Sun Microsystems' JavaSoft
unit will ship Java Plug-in
automatically updates Web browsers so they run the latest version of a Java
Virtual Machine (JVM), on April 30.
Java Plug-in, formerly code-named Java
Activator, is an add-on for standard Web browsers that lets users run
applications or applets with the latest Java features. It will include full
support for JavaBeans and Java Foundation Classes 1.1, key elements for
That will help developers, particularly of corporate applications, because
they can utilize the newest Java technology and be assured that all users, even those
with an older browser, can run them. Users need only download the free Java
Plug-in for their operating system.
JavaSoft also said Apple Computer will
create a Macintosh version of Java Plug-in for Netscape Navigator browsers. Macs
running Microsoft Internet Explorer browser already can download the latest
JVM from Apple.
JavaSoft said it will release Java Plug-ins for browsers running Windows
95, Windows NT, and Solaris, both on Intel and Sun chips. Sun will help
other operating systems vendors to create plug-ins for browsers running on
their platforms. There also is a version for Linux.
The Windows 95 browser plug-in also gets around Microsoft's decision not to
include all the features of Java Developers Kit 1.1 in Internet Explorer
4.0. Microsoft's action has spurred lawsuits between the two companies.
Netscape also has indicated it won't update the JVM in its Navigator
browser but will rely on operating systems vendors to provide the latest JVM.
"Today JVMs that have been provided with the browsers have been
implementing a subset of JDK 1.1 features," said Frank Rimalovski,
JavaSoft's product manager for Java Plug-in. "They have also done their own
unique bells and whistles, which has made the process of creating an applet
that works across both browsers difficult."
Java Plug-in will be available free for download from JavaSoft's Web site. Software
developers also can bundle it for free with their applications.
Java Plug-in also lets developers create and test applications and applets
using a beta version of JDK 1.2 by allowing them to download a JVM to test
their new code.
Since Java Activator was announced
in December, the biggest request has been for a plug-in for Macintosh
users of Navigator, Rimalovski said.
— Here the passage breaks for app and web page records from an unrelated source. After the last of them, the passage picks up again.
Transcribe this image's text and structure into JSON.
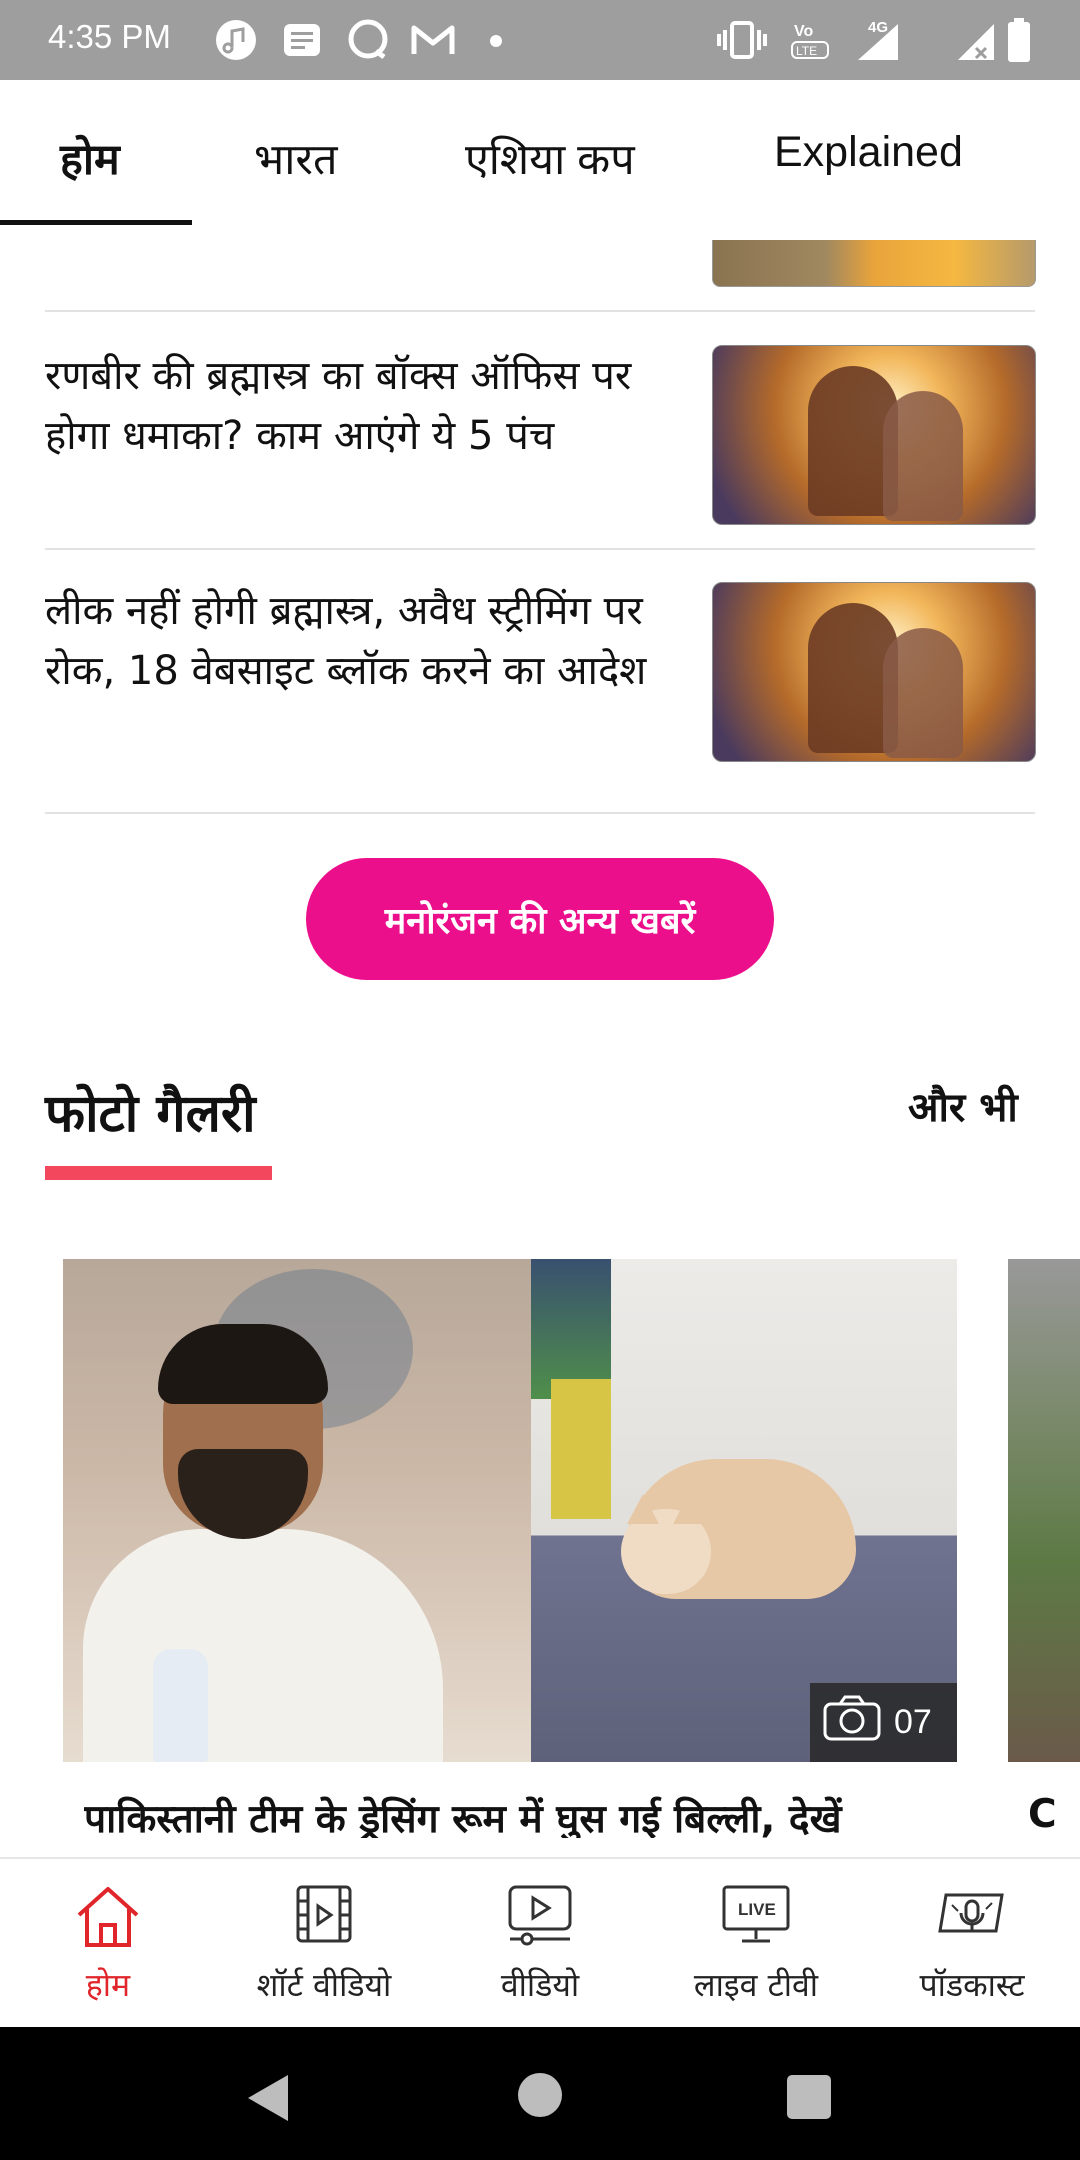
{
  "status_bar": {
    "time": "4:35 PM",
    "network": "4G"
  },
  "tabs": [
    {
      "label": "होम",
      "active": true
    },
    {
      "label": "भारत",
      "active": false
    },
    {
      "label": "एशिया कप",
      "active": false
    },
    {
      "label": "Explained",
      "active": false
    }
  ],
  "news": [
    {
      "title": "रणबीर की ब्रह्मास्त्र का बॉक्स ऑफिस पर होगा धमाका? काम आएंगे ये 5 पंच"
    },
    {
      "title": "लीक नहीं होगी ब्रह्मास्त्र, अवैध स्ट्रीमिंग पर रोक, 18 वेबसाइट ब्लॉक करने का आदेश"
    }
  ],
  "more_button": "मनोरंजन की अन्य खबरें",
  "gallery": {
    "section_title": "फोटो गैलरी",
    "more_link": "और भी",
    "card": {
      "photo_count": "07",
      "caption": "पाकिस्तानी टीम के ड्रेसिंग रूम में घुस गई बिल्ली, देखें"
    },
    "next_caption_start": "C"
  },
  "bottom_nav": [
    {
      "label": "होम",
      "icon": "home-icon",
      "active": true
    },
    {
      "label": "शॉर्ट वीडियो",
      "icon": "short-video-icon",
      "active": false
    },
    {
      "label": "वीडियो",
      "icon": "video-icon",
      "active": false
    },
    {
      "label": "लाइव टीवी",
      "icon": "live-tv-icon",
      "active": false,
      "badge": "LIVE"
    },
    {
      "label": "पॉडकास्ट",
      "icon": "podcast-icon",
      "active": false
    }
  ],
  "colors": {
    "accent_pink": "#ec0f8c",
    "section_underline": "#f2475c",
    "active_nav": "#e0262b"
  }
}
"Today when you run Navigator on a Mac, it's a hybrid JDK, somewhere between
version 1.0 and 1.1," said Apple's Gary Little, Java product manager. "It's
important we get people to current standards."